Assigned task. The answer is a single number: the count of lines below in which the word "glyph" appears.

(Records from a data collection)
....

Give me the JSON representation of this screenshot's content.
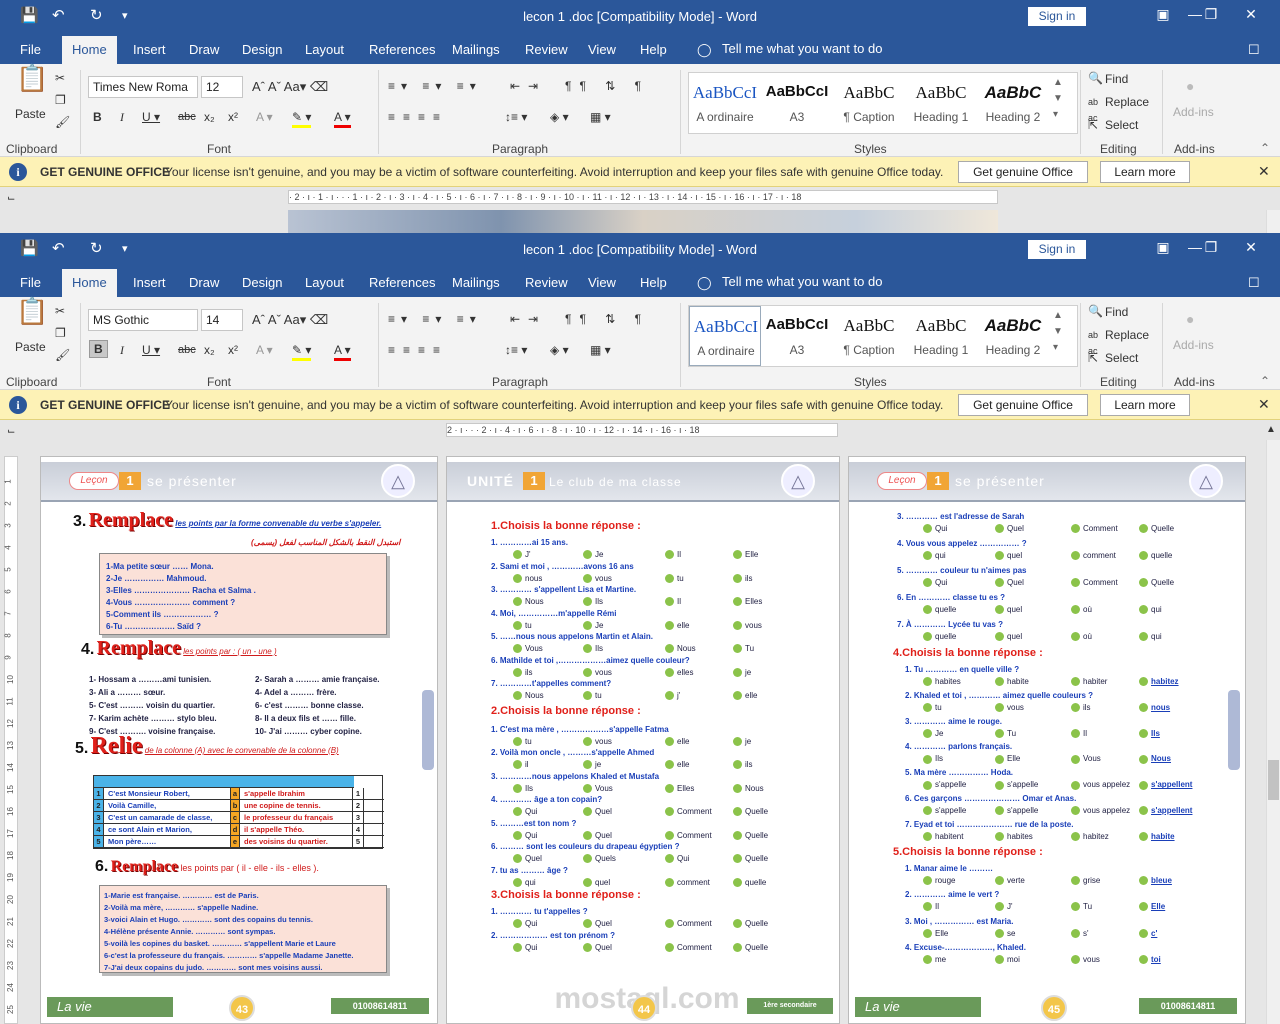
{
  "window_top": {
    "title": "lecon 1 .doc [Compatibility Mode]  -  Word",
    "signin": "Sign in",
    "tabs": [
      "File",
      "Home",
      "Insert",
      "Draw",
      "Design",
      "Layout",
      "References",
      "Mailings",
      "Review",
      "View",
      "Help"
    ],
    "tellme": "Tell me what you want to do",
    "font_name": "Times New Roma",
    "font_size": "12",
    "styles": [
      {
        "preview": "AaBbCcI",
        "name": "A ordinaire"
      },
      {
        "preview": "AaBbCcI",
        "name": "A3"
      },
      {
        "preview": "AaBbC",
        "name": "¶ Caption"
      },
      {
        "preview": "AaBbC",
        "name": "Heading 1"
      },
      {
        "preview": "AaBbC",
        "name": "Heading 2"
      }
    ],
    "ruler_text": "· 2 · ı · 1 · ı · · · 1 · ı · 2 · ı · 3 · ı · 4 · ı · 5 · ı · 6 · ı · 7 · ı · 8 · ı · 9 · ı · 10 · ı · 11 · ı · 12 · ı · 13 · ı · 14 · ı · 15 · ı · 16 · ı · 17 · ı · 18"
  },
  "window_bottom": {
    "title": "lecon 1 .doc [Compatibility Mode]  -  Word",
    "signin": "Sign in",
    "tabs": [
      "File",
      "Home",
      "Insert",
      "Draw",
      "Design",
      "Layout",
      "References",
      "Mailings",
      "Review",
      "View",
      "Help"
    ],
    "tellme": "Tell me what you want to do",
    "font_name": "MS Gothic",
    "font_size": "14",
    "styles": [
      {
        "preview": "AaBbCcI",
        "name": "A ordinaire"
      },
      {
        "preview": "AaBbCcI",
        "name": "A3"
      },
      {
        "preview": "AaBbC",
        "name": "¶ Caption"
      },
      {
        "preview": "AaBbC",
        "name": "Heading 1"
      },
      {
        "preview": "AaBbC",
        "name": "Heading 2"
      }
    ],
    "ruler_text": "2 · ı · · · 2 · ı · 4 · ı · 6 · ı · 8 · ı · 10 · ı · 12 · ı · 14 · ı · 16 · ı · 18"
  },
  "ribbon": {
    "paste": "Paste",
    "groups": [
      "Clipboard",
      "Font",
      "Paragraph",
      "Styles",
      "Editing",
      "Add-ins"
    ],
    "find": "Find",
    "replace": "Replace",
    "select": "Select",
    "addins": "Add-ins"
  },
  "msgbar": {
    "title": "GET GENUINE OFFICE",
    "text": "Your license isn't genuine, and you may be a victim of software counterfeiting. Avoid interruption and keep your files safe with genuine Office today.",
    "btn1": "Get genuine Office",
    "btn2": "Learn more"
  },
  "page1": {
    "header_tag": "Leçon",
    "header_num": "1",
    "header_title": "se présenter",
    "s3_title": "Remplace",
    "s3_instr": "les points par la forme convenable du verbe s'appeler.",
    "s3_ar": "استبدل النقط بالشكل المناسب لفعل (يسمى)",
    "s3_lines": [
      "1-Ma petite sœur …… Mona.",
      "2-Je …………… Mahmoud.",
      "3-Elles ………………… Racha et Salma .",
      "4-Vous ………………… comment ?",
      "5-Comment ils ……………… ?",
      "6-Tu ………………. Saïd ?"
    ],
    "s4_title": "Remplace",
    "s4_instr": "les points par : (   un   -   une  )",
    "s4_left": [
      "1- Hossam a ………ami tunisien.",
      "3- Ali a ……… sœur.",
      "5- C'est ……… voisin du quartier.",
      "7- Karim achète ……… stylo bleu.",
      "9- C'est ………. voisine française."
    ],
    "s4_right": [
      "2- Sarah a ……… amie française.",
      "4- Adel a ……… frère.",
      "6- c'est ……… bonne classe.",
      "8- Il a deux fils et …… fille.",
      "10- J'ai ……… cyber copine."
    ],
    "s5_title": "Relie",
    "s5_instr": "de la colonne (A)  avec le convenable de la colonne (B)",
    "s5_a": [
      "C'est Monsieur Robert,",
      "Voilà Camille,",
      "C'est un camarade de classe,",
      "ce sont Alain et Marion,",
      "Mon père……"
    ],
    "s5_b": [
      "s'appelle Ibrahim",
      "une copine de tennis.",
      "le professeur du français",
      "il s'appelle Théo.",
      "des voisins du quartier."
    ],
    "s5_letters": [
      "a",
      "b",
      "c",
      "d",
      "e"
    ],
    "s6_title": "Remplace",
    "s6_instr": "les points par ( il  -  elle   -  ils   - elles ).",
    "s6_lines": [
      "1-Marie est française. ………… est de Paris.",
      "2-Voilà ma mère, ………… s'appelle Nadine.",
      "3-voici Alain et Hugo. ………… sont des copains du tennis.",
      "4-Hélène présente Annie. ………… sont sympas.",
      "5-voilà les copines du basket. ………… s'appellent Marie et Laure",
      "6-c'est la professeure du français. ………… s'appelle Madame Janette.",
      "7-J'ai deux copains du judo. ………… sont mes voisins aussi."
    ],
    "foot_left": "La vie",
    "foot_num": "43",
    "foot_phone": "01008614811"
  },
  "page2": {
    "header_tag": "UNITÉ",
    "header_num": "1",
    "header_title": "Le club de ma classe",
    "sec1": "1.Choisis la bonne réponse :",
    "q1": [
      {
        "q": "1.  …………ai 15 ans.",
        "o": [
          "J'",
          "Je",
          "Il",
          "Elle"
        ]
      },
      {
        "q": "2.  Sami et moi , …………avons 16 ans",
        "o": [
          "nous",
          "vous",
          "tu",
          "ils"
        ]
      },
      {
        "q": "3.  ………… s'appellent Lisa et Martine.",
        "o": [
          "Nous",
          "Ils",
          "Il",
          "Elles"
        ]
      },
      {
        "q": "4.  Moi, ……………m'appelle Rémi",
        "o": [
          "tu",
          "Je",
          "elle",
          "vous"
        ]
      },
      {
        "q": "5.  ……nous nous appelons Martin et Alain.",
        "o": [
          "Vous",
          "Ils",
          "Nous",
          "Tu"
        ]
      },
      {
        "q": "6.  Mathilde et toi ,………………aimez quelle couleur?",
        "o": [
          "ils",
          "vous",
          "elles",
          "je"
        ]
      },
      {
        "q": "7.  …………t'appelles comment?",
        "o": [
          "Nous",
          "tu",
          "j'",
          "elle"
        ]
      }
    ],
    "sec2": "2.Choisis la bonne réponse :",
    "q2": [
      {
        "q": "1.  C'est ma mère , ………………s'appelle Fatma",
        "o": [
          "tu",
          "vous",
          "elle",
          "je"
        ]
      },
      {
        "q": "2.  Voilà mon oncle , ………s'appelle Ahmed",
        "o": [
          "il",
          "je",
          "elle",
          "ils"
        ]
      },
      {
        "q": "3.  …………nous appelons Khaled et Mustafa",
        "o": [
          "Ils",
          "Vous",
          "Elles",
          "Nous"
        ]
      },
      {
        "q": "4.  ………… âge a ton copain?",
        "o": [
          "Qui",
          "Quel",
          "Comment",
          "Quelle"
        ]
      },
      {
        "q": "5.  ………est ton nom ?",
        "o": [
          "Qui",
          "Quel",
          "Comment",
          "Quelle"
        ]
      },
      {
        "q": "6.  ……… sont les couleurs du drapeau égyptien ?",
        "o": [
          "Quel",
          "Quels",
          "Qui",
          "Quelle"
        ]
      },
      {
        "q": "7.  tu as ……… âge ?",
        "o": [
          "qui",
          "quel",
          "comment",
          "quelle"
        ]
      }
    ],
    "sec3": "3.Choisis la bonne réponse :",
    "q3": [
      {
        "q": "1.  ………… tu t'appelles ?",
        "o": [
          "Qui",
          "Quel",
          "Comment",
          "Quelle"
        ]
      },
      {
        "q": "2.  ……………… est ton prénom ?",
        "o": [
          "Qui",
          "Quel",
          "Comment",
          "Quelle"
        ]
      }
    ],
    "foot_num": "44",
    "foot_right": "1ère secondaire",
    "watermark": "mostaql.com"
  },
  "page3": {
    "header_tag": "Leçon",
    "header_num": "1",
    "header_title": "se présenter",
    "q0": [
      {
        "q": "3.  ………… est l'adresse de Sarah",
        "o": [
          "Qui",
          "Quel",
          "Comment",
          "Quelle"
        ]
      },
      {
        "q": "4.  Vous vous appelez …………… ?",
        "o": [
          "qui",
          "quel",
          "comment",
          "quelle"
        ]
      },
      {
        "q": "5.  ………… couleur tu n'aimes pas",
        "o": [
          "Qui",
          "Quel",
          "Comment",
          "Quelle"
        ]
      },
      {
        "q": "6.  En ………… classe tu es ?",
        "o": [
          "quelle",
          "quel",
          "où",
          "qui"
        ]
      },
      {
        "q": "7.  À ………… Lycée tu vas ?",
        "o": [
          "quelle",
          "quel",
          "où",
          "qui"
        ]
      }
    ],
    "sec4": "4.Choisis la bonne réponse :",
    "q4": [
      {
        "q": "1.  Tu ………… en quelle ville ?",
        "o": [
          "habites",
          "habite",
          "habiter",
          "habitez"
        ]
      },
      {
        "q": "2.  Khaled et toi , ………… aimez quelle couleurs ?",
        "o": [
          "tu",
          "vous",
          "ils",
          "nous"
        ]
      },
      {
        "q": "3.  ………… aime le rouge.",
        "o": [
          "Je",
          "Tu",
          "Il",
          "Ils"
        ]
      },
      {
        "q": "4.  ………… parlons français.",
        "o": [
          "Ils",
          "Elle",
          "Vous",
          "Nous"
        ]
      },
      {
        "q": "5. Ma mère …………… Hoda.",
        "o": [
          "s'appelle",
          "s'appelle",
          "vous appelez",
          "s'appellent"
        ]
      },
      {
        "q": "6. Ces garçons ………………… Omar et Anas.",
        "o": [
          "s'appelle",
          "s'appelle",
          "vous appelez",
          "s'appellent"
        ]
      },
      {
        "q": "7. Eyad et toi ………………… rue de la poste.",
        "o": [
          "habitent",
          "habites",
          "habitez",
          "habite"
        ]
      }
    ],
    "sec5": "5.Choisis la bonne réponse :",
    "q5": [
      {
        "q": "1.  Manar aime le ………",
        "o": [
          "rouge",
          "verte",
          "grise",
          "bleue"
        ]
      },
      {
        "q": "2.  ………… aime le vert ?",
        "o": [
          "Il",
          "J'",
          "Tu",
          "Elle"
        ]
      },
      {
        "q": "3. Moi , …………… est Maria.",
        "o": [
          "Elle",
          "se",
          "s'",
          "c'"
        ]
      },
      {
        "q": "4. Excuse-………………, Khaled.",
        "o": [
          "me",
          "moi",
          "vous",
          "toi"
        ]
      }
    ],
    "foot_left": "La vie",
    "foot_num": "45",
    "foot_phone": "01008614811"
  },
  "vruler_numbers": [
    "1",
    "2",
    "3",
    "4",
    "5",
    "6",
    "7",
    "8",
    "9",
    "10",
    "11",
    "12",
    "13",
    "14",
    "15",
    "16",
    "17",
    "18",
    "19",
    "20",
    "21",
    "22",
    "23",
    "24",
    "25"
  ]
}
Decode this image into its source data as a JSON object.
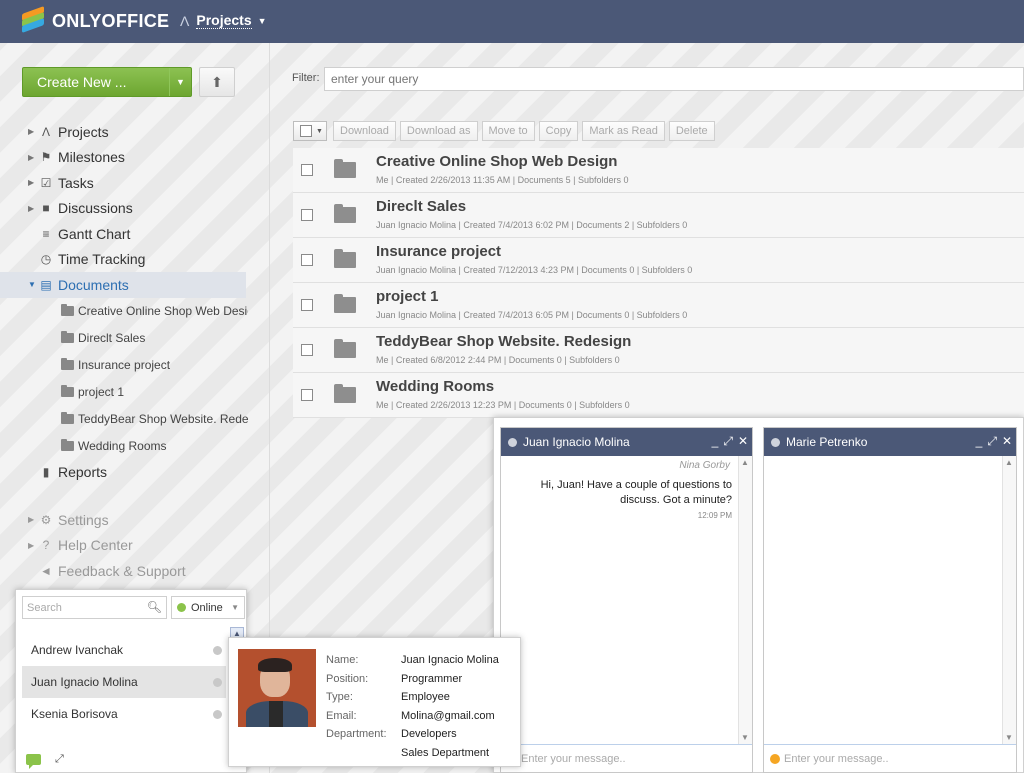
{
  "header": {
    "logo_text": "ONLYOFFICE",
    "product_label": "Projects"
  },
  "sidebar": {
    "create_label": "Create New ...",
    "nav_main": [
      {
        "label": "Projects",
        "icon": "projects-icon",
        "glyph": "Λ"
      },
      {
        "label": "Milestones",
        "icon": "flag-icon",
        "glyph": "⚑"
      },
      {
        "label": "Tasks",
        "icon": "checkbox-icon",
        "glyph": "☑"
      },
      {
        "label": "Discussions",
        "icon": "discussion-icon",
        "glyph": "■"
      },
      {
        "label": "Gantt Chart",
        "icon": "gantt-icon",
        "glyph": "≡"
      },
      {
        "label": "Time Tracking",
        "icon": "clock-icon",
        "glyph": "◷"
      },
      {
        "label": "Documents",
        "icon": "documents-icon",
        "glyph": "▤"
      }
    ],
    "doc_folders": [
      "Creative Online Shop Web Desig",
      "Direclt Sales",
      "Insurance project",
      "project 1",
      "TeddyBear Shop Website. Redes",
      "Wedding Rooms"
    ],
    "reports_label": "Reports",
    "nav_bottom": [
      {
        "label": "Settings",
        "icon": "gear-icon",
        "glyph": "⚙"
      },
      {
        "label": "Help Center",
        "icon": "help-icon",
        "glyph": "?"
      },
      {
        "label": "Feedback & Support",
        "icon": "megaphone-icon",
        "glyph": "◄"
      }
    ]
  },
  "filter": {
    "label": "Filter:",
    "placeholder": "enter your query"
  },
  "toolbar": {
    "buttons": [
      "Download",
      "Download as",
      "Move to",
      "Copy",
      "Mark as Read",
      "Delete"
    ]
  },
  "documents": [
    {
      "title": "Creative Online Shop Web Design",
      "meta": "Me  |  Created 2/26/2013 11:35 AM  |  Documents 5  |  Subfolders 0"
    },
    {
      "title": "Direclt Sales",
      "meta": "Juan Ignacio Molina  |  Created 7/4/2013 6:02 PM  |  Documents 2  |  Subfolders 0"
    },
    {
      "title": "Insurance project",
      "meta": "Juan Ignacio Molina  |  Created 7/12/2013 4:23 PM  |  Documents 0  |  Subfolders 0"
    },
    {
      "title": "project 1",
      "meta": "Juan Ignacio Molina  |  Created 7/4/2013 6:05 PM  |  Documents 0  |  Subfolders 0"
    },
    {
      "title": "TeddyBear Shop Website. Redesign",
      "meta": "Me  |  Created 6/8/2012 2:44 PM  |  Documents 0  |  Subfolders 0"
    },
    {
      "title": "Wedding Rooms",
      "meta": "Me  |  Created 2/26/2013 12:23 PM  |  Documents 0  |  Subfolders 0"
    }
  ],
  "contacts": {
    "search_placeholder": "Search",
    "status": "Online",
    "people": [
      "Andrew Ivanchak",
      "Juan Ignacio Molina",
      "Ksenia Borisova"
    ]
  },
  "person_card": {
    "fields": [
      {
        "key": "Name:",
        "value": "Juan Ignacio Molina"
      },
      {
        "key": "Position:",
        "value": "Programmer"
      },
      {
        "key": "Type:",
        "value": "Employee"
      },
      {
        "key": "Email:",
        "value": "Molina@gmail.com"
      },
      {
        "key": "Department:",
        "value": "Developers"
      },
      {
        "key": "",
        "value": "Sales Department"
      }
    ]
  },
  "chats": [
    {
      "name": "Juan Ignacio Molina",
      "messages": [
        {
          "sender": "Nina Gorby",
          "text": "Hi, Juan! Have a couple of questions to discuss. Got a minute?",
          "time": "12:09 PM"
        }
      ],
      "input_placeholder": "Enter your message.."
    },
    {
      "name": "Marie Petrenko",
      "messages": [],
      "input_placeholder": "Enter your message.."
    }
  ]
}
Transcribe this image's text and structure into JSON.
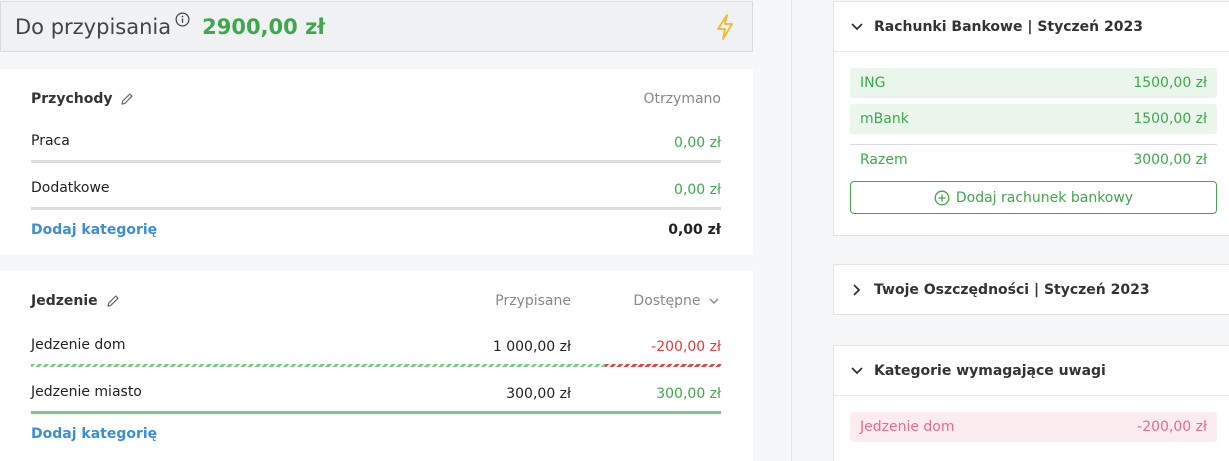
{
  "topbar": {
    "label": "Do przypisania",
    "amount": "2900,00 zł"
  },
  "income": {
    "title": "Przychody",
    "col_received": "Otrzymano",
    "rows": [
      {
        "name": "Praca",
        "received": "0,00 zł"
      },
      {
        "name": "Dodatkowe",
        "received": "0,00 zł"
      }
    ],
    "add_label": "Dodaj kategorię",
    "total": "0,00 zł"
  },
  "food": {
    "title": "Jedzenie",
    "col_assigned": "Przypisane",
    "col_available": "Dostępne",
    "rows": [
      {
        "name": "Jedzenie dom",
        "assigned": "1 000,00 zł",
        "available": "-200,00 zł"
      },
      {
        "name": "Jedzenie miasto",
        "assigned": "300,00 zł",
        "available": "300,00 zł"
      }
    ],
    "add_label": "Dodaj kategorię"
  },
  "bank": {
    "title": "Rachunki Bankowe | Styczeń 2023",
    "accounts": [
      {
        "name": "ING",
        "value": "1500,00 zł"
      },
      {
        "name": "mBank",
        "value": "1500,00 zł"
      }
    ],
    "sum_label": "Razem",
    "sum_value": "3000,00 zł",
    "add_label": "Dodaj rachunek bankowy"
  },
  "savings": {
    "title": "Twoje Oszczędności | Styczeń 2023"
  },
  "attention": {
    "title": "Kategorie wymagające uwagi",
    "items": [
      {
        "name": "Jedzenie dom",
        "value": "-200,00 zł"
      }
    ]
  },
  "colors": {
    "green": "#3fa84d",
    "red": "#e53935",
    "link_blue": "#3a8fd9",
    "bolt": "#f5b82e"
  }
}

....

Task result. 10